JC: For that first video, I basically had this crazy idea that there's a stock market circuit breaker. And I asked my manager, can I just make the video? I can't really explain it. It was initially a three-minute long, horizontal video. But because there were these TikTok conversations happening, we tried it out as 59 seconds and vertical.
RK: What does your TikTok team look like?
NM: Jack is the only person whose full time job is to identify scripts and write stories for our TikTok. Then we have a handful of video producers who will contribute, a visual editor, a Planet Money editor, digital team members to bounce ideas off of and give feedback in terms of growth, goals, etc.
RK: There are a lot of faces on Planet Money’s TikTok—almost like a cast. Can you talk about that decision?

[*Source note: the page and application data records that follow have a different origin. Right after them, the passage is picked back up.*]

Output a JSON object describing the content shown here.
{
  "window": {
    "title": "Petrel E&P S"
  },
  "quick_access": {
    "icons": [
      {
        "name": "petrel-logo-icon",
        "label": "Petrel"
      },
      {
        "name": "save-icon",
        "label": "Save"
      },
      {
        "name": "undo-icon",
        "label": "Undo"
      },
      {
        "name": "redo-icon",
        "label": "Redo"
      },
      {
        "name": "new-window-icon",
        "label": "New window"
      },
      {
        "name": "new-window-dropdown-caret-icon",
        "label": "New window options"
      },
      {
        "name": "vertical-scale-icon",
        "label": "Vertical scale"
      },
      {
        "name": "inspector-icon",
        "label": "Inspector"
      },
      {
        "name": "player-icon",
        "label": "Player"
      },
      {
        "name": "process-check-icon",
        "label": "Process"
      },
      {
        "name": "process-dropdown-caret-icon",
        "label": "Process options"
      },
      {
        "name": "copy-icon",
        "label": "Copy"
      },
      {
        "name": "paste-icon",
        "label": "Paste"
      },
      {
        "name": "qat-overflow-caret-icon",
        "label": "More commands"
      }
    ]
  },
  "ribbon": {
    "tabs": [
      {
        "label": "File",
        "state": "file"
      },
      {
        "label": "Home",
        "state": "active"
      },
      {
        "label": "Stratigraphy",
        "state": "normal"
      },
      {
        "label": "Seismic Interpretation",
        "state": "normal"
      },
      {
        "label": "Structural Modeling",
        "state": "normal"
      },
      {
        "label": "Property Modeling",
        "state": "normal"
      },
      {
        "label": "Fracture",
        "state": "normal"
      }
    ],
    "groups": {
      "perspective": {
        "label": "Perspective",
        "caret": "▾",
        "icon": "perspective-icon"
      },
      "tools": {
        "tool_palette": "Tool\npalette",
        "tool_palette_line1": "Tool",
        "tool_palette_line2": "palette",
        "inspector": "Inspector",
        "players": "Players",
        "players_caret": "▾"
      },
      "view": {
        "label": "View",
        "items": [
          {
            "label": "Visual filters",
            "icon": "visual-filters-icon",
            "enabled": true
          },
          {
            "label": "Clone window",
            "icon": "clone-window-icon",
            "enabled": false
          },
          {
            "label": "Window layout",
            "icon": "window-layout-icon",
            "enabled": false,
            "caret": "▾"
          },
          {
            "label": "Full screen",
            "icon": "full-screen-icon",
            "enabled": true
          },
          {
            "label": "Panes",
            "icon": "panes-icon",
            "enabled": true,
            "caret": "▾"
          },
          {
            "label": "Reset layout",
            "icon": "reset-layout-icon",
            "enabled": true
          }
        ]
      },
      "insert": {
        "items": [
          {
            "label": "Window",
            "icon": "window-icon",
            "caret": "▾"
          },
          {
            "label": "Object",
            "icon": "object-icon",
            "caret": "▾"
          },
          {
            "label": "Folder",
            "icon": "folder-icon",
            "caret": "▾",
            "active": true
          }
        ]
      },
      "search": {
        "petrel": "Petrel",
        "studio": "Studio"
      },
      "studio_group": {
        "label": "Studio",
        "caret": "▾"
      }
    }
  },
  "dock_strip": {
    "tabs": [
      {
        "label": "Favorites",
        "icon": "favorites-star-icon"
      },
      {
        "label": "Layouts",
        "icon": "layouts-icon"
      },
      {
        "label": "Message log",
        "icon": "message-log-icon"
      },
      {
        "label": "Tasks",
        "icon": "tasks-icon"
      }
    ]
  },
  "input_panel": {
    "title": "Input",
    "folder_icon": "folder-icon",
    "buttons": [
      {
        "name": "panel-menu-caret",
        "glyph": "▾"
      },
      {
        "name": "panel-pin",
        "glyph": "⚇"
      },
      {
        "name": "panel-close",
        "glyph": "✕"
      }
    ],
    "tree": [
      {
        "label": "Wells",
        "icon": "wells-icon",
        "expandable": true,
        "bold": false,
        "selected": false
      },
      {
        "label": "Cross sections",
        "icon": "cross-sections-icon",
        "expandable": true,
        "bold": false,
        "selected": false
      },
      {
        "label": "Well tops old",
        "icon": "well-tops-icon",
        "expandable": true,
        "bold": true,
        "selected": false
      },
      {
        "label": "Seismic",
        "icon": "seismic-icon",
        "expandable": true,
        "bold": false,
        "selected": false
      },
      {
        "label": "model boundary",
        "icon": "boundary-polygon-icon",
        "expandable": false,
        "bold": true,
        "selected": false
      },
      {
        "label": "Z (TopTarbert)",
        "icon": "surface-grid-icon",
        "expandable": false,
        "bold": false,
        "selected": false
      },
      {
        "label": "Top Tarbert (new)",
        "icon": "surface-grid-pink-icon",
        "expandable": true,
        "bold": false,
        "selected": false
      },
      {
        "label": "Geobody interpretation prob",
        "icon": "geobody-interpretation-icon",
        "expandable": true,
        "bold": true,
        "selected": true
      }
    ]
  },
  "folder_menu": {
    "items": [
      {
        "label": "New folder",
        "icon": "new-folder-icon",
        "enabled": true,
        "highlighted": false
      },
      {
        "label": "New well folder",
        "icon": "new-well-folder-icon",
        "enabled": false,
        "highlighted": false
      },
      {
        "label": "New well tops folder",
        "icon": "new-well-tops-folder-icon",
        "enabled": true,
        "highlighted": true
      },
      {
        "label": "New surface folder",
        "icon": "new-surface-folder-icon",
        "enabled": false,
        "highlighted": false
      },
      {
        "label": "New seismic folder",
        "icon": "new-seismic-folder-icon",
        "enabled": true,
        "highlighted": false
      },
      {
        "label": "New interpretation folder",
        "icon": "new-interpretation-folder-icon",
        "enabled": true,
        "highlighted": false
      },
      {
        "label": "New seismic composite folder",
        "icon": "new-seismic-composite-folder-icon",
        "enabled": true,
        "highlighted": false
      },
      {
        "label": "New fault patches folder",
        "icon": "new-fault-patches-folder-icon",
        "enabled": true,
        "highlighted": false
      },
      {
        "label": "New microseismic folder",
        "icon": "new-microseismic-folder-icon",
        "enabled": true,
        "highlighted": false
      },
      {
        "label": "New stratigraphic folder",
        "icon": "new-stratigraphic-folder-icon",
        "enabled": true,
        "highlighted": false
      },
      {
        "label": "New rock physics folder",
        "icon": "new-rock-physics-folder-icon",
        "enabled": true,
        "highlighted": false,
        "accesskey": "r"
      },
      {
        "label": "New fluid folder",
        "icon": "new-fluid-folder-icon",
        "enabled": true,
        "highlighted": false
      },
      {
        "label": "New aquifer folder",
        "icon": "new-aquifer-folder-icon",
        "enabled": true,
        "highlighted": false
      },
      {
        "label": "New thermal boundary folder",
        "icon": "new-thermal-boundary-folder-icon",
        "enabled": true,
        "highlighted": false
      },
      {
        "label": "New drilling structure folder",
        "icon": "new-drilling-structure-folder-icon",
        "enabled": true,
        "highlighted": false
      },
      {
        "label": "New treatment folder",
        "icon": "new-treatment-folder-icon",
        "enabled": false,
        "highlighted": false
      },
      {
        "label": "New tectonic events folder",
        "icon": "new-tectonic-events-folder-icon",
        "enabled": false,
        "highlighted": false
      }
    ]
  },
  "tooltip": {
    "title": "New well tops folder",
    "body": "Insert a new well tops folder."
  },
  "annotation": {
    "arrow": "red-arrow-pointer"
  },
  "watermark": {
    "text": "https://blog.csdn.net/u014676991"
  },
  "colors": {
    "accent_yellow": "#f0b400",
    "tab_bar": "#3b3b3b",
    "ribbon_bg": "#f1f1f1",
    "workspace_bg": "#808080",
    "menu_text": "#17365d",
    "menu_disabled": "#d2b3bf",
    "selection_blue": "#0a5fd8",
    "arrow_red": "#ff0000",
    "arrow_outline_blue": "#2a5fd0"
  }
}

NM: We've, since the beginning, had a rotation of faces and voices, with Jack being the earliest and most consistent producer for our channel. And for a while we felt like, is that tension between these different styles and different voices something that we should reconcile because it needs to be consistent? For a variety of reasons, we felt that we needed to have a bigger set of people working on TikTok than just Jack.
At this point, it’s mainly Jack and Courtney, working on our TikTok as hosts. And rather than trying to have the channel have a singular authentic point of view, we’re trying to be sure that each of them feels like they're able to bring their authentic voice to the channel.
RK: I think a lot of brands feel like they need to follow trends and specific formats to be successful on TikTok. What’s been cool about Planet Money is that you sort of do your own thing on the platform. Was that intentional?
JC: As far as trends go, we're certainly not doing the dance, joke, or gag of the week. I’d like to try and do whatever the trend is and I’ll try, but sometimes it’s hard to shoehorn economics into whatever it may be. But we’ll take a trending topic, GameStop for example, and create a TikTok in our style around that and those will do really well. I also don’t think I even get the trends on my For You Page. So it’s like, I wouldn’t even know what’s going on.
NM: So much of the aesthetic from the channel comes from Jack. He’s been the earliest, most consistent, and most prolific creator on our team contributing to the channel. So a lot of success comes down to the fact that he really understands the platform. And he can bring a unique blend of information, humor, and weirdness that obviously keeps people coming back.
We’ve heard time and time again that it’s so important to have an authentic voice on TikTok. So a big part of our strategy is just trusting what’s interesting to Jack. Because if he’s interested in it, it’ll probably do better.
RK: A lot of brands haven’t figured out who they are on TikTok. Do you have any advice for them?
JC: Well, I mean, millions of kids are on TikTok and totally get TikTok. So like maybe just hire one of them? And definitely browse TikTok and create a TikTok not because you think the kids are on it, but because you think it’s a good medium.
NM: It’s really clear that when one of our creators, including Jack, has a great idea and can realize it in a way that leaves the audience coming back for more—that’s when the channel grows. I feel like if we had a secret sauce beyond that, I don’t know...
JC: I think there is a secret sauce and it's just that Planet Money and NPR in general have been so cool. They’ve been so cool about letting us kind of go crazy on the platform. We can try weird things, and some of them don’t work (and that’s fine!), but it’s not like we’re trying to design it all by committee. I think that’s the secret sauce.
First listing is a secret one. If you’re interested in doing freelance social media for a recipe developer/cookbook author/cool person please email me at firstname.lastname@example.org. Really looking for someone who can set a strategy for their personal social media presence and help execute, primarily, Reels and TikToks. Ideally based in LA. Bonus points if you work in the food world.